To purchase the textbook, please follow the instructions below:
Step 1: Log on to https://students.universityreaders.com/store/.
Step 2: Create an account or log in if you have an existing account to purchase.
Step 3: Easy-to-follow instructions guide you through the rest of the ordering process. Payment can be made by all major credit cards or with an electronic check.
Step 4: After purchasing, you can access your FREE 30% PDF by logging into your account and clicking My Digital Materials to get started on your readings right away.
If you experience any difficulties, please email email@example.com or call 800.200.3908 ext. 503.
Both myself (firstname.lastname@example.org) and Kerstin Miller (email@example.com) will be more than happy to help if any problem occurs.
Please read the Introduction and scan the dateline as a preparation for this course. We can discuss details in class as you see fit.
Sept. 30: Boethius, De consolatione philosophiae (questions the nature of fortune/misfortune, the properties of true happiness, and the path toward that goal which everyone must take)
October 7: anonymous, The Nibelungenlied (an epic poem exploring the nature of hatred and violence, examining the catastrophic consequences of revenge)
Oct. 14: Gautier de Coinci, Our Lady’s Tumbler (in a very religious context, the quest for the self finds a powerful answer, revealing the very nature of human spirituality and the need to go on a quest individually); Marie de France, “Bisclavret” (the noble spirit in us)
Oct. 21: Marie de France, “The Two Lovers,” “Eliduc,” Dante’s Inferno (who are we both in this and in the afterlife? How do we pursue our true goals and what do they consist of?)
Oct. 28: Caesarius of Heisterbach (what are miracles, how do they fit into human life, and do they even exist?)
Nov. 4: Saint Francis of Assisi (through humility and fervent belief finding the path toward God)
Nov. 18: Hartmann von Aue, The Unfortunate Lord Heinrich (sickness, death, and self-discovery, leading to true health, and spiritual enlightenment)
Dec. 2: Christine de Pizan (feminism already in the Middle Ages? The quest for the self through the gender debate)
Dec. 9: Marsiglio of Padua (religious differences, debate across religious boundaries, toleration)
Dec. 16: Johannes Tepl, The Plowman and Death (the ultimate meaning of life, marital love, the dignity of the human body, honor)

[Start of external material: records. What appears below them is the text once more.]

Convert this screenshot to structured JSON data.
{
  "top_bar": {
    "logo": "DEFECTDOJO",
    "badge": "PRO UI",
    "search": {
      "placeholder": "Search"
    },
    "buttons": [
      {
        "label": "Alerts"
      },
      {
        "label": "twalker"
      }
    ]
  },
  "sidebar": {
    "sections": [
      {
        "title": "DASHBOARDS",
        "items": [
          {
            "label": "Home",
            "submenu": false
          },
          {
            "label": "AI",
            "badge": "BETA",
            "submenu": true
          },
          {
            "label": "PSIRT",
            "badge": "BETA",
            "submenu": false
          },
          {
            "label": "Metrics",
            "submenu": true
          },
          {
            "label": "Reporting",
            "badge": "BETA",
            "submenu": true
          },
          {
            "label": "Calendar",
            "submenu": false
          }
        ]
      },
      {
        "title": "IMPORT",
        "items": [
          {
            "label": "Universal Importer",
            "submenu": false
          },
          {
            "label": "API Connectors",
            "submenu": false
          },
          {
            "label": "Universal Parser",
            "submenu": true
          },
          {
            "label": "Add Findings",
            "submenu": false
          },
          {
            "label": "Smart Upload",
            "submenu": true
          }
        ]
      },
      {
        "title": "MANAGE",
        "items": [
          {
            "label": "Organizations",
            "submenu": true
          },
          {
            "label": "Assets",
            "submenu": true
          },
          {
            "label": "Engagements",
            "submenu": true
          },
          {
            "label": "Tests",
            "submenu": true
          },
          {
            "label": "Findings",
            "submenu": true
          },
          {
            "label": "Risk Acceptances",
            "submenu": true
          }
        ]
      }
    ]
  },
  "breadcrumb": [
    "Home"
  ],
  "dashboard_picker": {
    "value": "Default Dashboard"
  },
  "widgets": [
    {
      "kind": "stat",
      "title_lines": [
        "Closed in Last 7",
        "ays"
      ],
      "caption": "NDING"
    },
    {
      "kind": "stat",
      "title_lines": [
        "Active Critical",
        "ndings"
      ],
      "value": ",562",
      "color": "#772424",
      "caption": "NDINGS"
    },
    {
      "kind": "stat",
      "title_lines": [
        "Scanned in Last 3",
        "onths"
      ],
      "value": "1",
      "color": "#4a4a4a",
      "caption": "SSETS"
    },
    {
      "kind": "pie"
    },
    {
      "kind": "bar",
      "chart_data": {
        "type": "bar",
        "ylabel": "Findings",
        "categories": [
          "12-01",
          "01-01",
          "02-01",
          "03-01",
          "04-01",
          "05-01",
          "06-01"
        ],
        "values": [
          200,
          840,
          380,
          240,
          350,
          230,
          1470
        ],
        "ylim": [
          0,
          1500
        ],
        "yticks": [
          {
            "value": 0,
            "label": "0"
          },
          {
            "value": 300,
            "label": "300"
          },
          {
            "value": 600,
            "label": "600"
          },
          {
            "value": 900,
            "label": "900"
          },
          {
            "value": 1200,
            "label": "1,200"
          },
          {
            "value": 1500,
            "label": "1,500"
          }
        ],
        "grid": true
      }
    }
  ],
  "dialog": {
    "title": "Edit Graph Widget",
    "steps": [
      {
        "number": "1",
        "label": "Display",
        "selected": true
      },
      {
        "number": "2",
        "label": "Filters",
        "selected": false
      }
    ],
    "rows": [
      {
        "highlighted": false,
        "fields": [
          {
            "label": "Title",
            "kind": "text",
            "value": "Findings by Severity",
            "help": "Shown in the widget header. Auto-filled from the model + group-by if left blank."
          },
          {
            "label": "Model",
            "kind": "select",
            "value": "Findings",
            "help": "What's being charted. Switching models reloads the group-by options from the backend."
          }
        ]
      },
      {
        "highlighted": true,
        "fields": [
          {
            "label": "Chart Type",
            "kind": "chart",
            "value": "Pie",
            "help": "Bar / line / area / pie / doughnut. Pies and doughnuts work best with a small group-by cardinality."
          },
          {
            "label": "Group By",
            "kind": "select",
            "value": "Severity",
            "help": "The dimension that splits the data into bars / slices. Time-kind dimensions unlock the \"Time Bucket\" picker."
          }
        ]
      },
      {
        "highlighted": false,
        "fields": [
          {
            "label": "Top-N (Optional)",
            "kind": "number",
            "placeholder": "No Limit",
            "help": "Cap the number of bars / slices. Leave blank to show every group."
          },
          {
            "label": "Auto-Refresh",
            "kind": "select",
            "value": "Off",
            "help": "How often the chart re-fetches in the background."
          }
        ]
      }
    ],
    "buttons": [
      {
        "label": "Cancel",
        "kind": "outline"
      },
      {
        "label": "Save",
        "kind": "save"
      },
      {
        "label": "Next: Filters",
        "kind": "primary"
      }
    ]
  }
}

On a side note: On Dec. 17, 2013, I am planning to take a group of people on a tour through Switzerland and Germany to experience Christmas markets and to visit historical sites relevant for the Middle Ages. We will fly into Zurich and return from Berlin. Please let me know whether you might be interested in a most unusual winter break. Return on Dec. 26, 2013. It will be cold on the outside, but glowing and warm on the inside, metaphorically speaking. This trip has nothing to do with the Humanities Seminars, but I warmly invite you to consider it as an option for your own pleasure.